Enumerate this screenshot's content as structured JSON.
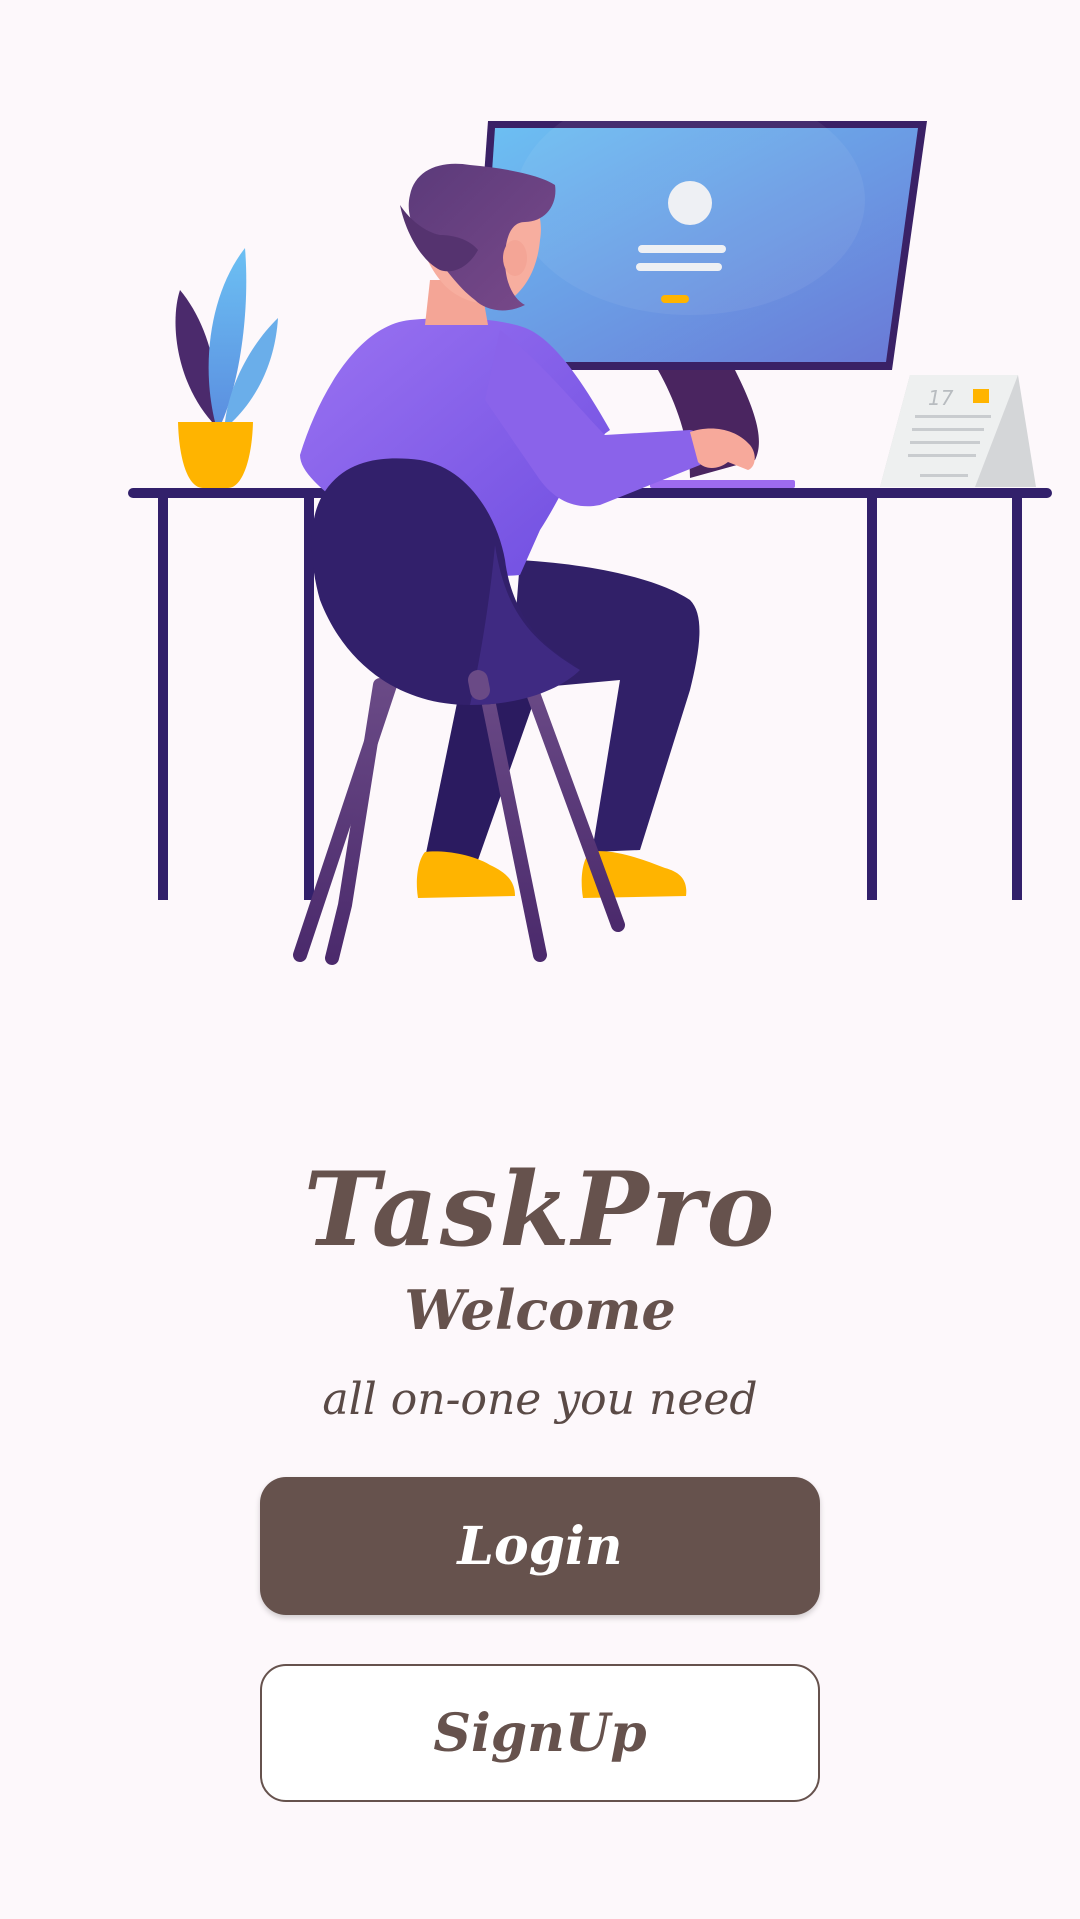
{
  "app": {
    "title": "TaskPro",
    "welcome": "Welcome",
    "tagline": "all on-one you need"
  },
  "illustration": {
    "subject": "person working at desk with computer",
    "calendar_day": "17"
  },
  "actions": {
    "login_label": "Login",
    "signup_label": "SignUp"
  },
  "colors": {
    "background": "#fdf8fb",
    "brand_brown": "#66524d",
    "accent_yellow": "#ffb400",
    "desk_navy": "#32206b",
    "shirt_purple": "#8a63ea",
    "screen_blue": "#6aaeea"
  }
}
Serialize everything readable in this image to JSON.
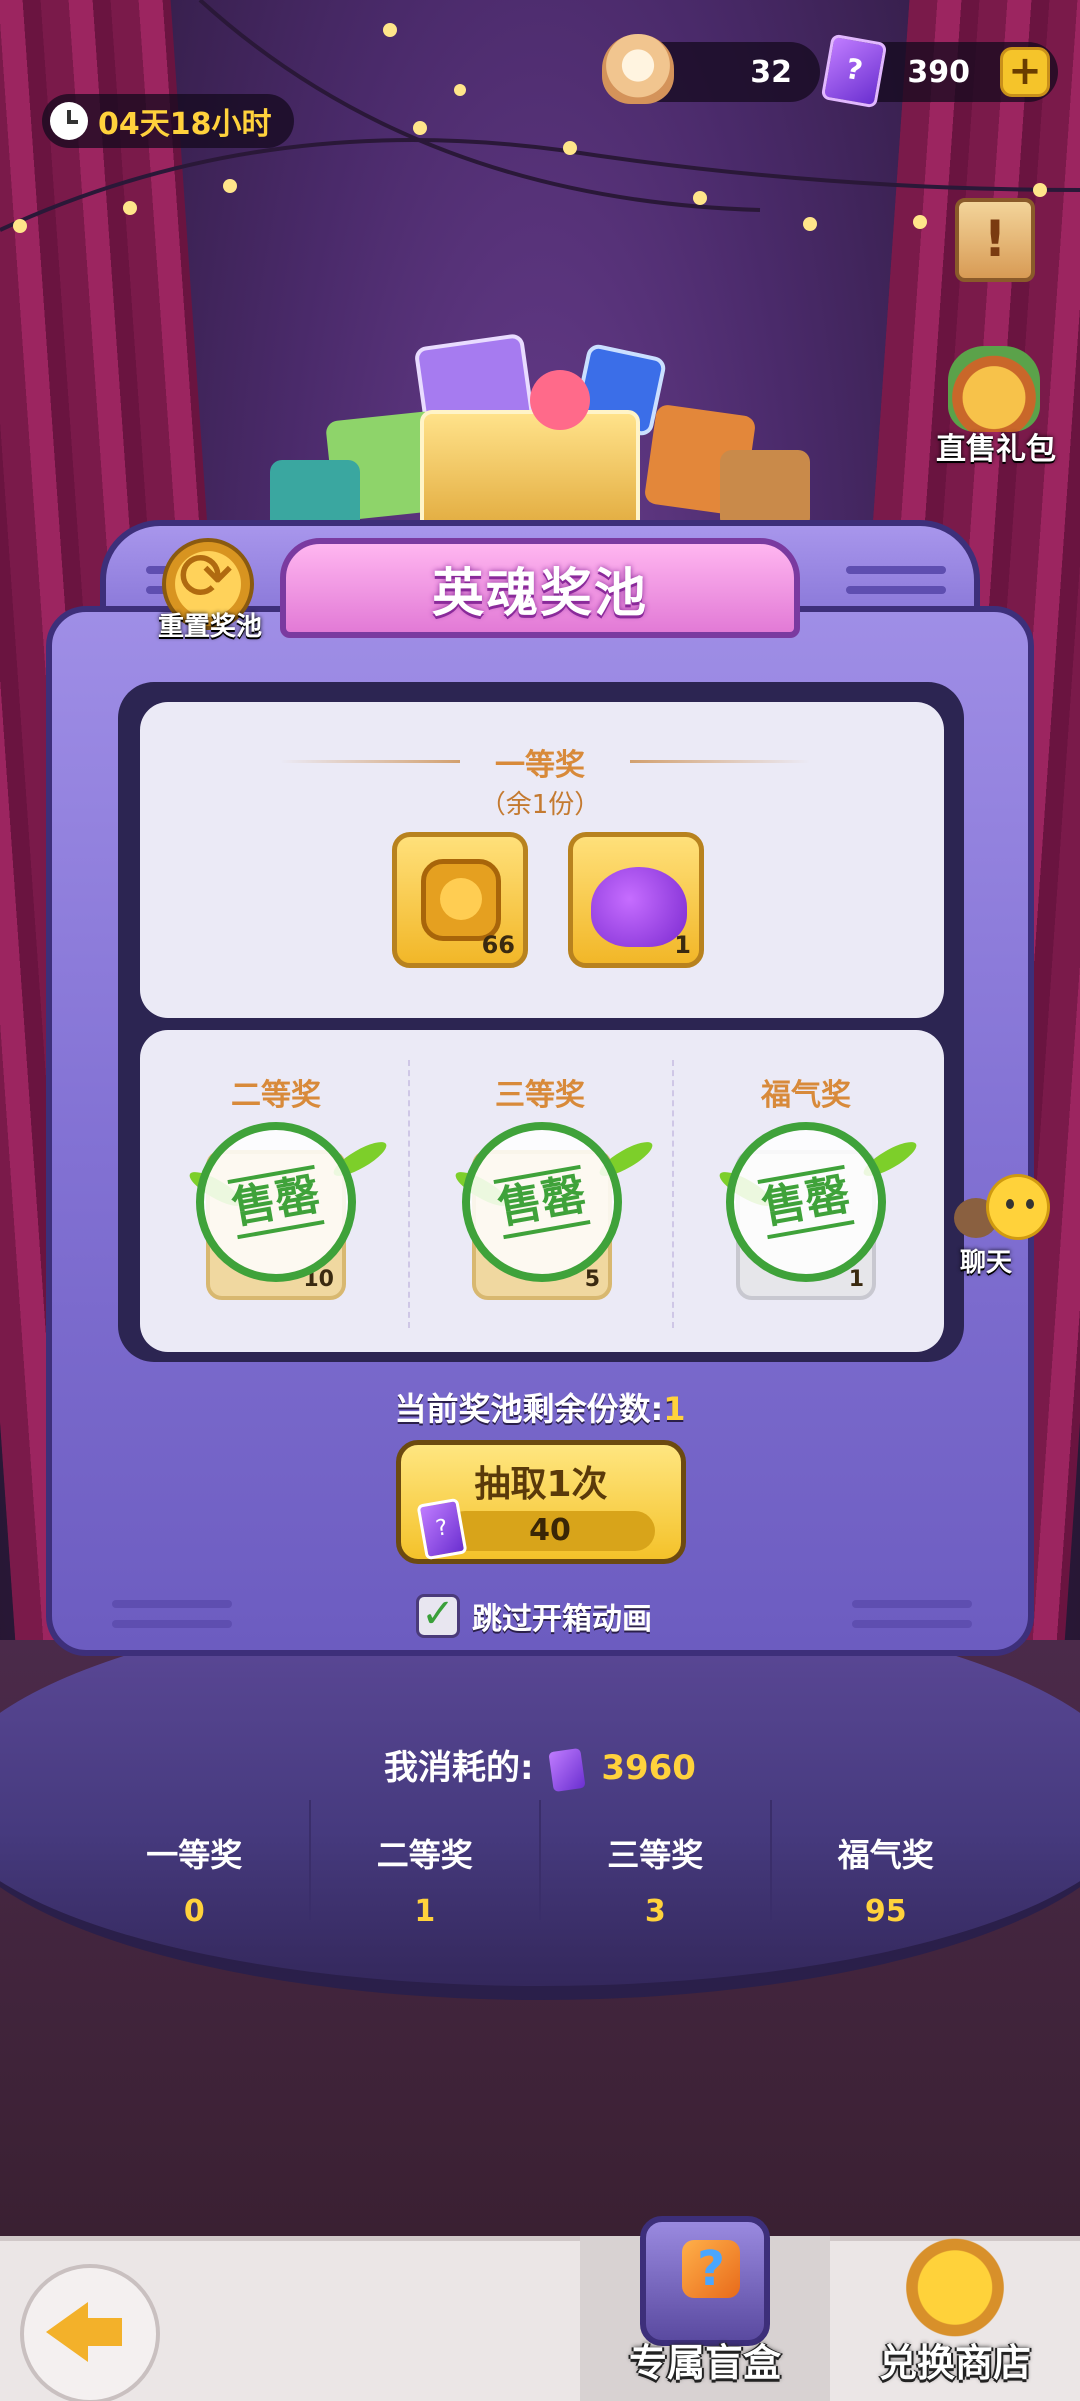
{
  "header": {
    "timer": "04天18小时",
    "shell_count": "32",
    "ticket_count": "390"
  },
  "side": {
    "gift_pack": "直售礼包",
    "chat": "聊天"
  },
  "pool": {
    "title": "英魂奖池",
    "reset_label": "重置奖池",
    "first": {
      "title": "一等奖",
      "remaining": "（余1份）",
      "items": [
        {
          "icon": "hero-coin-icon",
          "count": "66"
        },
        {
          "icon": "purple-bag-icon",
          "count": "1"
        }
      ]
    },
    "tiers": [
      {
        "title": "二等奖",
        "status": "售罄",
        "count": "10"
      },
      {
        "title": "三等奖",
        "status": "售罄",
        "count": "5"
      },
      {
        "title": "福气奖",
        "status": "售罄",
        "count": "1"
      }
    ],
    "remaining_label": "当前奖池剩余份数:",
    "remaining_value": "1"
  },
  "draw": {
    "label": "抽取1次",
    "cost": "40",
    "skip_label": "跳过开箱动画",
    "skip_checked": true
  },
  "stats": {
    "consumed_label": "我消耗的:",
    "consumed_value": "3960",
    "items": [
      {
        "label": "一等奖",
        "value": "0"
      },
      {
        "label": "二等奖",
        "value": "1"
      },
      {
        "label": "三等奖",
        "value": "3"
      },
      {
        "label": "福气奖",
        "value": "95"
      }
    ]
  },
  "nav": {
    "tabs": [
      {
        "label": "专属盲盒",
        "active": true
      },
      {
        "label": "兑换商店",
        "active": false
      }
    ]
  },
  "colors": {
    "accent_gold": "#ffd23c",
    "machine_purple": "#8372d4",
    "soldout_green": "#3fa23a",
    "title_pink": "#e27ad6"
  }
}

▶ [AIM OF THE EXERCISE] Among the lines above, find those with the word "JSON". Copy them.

▶ [FINISHED TASK]
Enumerate this screenshot's content as structured JSON.
Serialize everything readable in this image to JSON.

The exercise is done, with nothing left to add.